BEGIN Entries provided

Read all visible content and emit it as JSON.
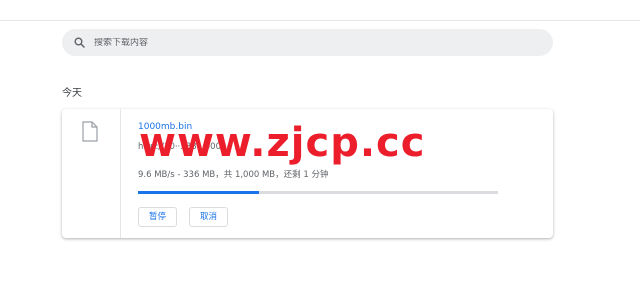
{
  "search": {
    "placeholder": "搜索下载内容",
    "icon": "search-icon"
  },
  "date_header": "今天",
  "download": {
    "filename": "1000mb.bin",
    "url": "http://10··:·38···0003·· n",
    "status": "9.6 MB/s - 336 MB，共 1,000 MB，还剩 1 分钟",
    "progress": 0.336,
    "icon": "file-icon",
    "pause_label": "暂停",
    "cancel_label": "取消"
  },
  "watermark": "www.zjcp.cc",
  "colors": {
    "accent": "#1a73e8",
    "watermark": "#ec1e2c",
    "search_bg": "#eeeff1",
    "progress_track": "#dadce0"
  }
}
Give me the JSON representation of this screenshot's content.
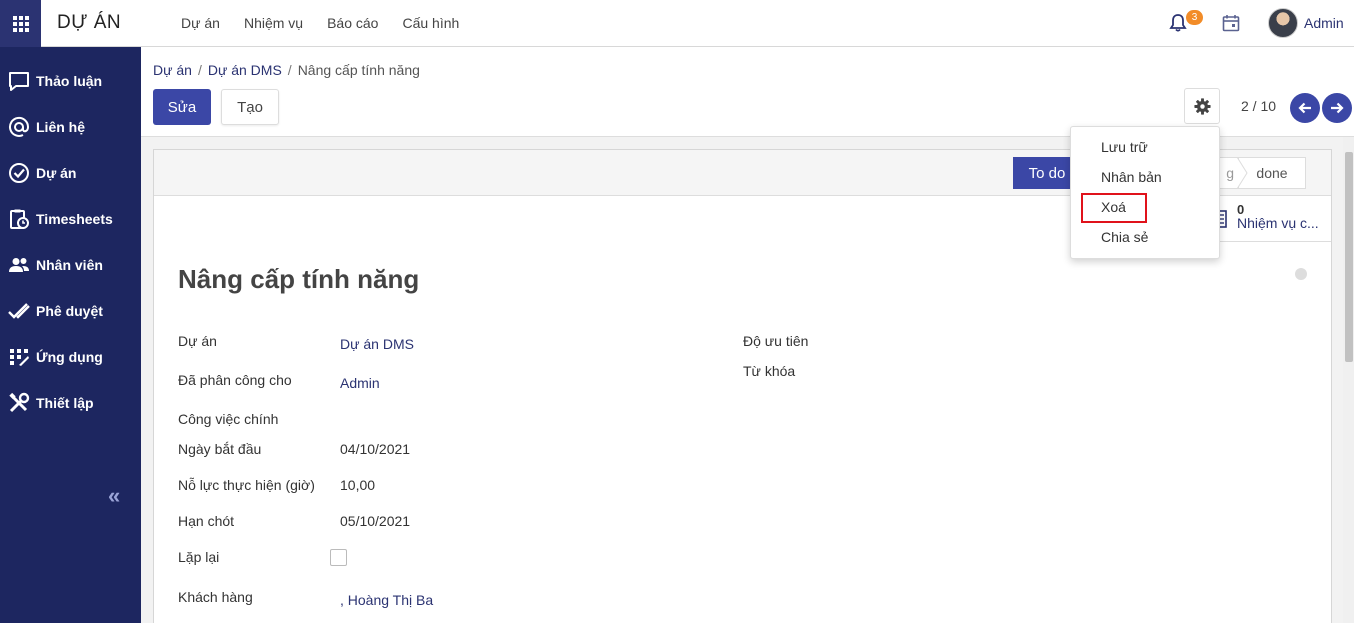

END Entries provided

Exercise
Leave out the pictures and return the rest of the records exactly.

Solution for this problem
Read all visible content and emit it as JSON.
{
  "search": {
    "placeholder": "搜索下载内容",
    "icon": "search-icon"
  },
  "date_header": "今天",
  "download": {
    "filename": "1000mb.bin",
    "url": "http://10··:·38···0003·· n",
    "status": "9.6 MB/s - 336 MB，共 1,000 MB，还剩 1 分钟",
    "progress": 0.336,
    "icon": "file-icon",
    "pause_label": "暂停",
    "cancel_label": "取消"
  },
  "watermark": "www.zjcp.cc",
  "colors": {
    "accent": "#1a73e8",
    "watermark": "#ec1e2c",
    "search_bg": "#eeeff1",
    "progress_track": "#dadce0"
  }
}
Give me the JSON representation of this screenshot's content.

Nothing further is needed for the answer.